That service will now be held in two days time....at 1 p.m. SHARP on Wednesday 8 May at the Royal Oak Burial Park on Fallais Drive in Saanichton. There is no charge to attend the serve, and there is plenty of parking on site. It is open to all.
At that ceremony you will witness for the first time ever on Vancouver Island and the second in BC history, a marker of this type being unveiled. Two days after its unveiling will mark the 95th anniversary from the battle in which Rowland Bourke earned his Victoria Cross. The British Admiral in charge of the battle would later describe Rowland Bourke as the BRAVEST OF ALL VC HOLDERS. The Belgian Ambassador to Canada has chosen to come to Vancouver on business this month so that he could come to Victoria and be with us for this service on the 8th. The British High Commission in Ottawa has directed its most senior Officer currently serving on the west coast of Canada to participate in our service.
Our Own Navy's top ranking officer, Rear Admiral Truelove, who commands all Maritime Forces on the west coast will participate.

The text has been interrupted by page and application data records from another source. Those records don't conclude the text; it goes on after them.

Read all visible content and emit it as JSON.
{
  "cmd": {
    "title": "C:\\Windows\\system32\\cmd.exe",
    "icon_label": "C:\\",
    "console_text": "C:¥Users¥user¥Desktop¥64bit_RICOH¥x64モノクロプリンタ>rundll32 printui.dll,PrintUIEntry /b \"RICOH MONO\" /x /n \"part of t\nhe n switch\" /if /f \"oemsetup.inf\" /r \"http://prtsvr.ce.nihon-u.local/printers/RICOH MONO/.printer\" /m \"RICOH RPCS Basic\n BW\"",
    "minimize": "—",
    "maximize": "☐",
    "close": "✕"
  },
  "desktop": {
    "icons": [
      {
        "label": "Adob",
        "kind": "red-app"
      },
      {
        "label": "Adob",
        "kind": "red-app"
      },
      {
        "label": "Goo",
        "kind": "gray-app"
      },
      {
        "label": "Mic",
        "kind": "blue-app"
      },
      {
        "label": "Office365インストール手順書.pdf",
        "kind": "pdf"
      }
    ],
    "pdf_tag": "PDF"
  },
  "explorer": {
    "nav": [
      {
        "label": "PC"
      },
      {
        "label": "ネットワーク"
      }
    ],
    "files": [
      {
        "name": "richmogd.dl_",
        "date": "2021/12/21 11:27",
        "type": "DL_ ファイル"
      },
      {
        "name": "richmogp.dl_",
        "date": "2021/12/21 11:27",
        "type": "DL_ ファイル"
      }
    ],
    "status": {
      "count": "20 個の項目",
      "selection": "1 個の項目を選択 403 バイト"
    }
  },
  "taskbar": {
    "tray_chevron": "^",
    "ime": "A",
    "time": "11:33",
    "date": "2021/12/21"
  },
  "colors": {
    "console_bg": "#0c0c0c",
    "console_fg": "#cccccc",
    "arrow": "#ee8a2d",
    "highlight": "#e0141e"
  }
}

The Commander of all Naval Reserves in Canada will attend, as will many other very senior officers, a Guard of Honor, several descendants and others from the military, museum, cultural, archival and other communities.
Please come out on Wednesday to support all the work this committee has done, and even more that many have done behind the scenes to recognize our hero, and indeed all those who have, who currently are, and who will in the future wear our uniform with pride and honour in the years to come.
The freedoms we enjoy today did not come from the ink in the pens, it came from the bullets that came out of the ends of those guns and from the men AND WOMEN who carried them.